#### [WHAT THE TASK REQUIRES]
Once you have read the data below, print all of it exactly.
========================
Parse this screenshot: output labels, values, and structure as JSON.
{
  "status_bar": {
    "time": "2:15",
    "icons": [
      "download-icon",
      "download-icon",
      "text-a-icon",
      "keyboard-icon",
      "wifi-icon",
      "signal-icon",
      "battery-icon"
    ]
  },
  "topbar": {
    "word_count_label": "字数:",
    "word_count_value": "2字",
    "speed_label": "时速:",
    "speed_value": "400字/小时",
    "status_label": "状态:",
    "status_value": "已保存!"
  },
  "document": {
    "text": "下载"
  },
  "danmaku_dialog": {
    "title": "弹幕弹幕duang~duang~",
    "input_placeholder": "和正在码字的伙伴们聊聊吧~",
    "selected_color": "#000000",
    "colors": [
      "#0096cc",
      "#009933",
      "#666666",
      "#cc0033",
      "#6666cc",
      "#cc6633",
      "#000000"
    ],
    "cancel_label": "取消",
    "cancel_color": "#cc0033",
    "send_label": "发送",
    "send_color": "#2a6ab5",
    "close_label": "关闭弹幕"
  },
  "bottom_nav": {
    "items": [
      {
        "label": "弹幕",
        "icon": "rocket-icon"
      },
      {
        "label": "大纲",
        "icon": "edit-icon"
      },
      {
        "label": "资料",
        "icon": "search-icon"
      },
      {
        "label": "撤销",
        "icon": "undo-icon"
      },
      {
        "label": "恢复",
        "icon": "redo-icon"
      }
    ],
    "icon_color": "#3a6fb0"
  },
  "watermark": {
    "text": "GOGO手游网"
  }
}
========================
#### [FINAL ANSWER]
Parse this screenshot: output labels, values, and structure as JSON.
{
  "status_bar": {
    "time": "2:15",
    "icons": [
      "download-icon",
      "download-icon",
      "text-a-icon",
      "keyboard-icon",
      "wifi-icon",
      "signal-icon",
      "battery-icon"
    ]
  },
  "topbar": {
    "word_count_label": "字数:",
    "word_count_value": "2字",
    "speed_label": "时速:",
    "speed_value": "400字/小时",
    "status_label": "状态:",
    "status_value": "已保存!"
  },
  "document": {
    "text": "下载"
  },
  "danmaku_dialog": {
    "title": "弹幕弹幕duang~duang~",
    "input_placeholder": "和正在码字的伙伴们聊聊吧~",
    "selected_color": "#000000",
    "colors": [
      "#0096cc",
      "#009933",
      "#666666",
      "#cc0033",
      "#6666cc",
      "#cc6633",
      "#000000"
    ],
    "cancel_label": "取消",
    "cancel_color": "#cc0033",
    "send_label": "发送",
    "send_color": "#2a6ab5",
    "close_label": "关闭弹幕"
  },
  "bottom_nav": {
    "items": [
      {
        "label": "弹幕",
        "icon": "rocket-icon"
      },
      {
        "label": "大纲",
        "icon": "edit-icon"
      },
      {
        "label": "资料",
        "icon": "search-icon"
      },
      {
        "label": "撤销",
        "icon": "undo-icon"
      },
      {
        "label": "恢复",
        "icon": "redo-icon"
      }
    ],
    "icon_color": "#3a6fb0"
  },
  "watermark": {
    "text": "GOGO手游网"
  }
}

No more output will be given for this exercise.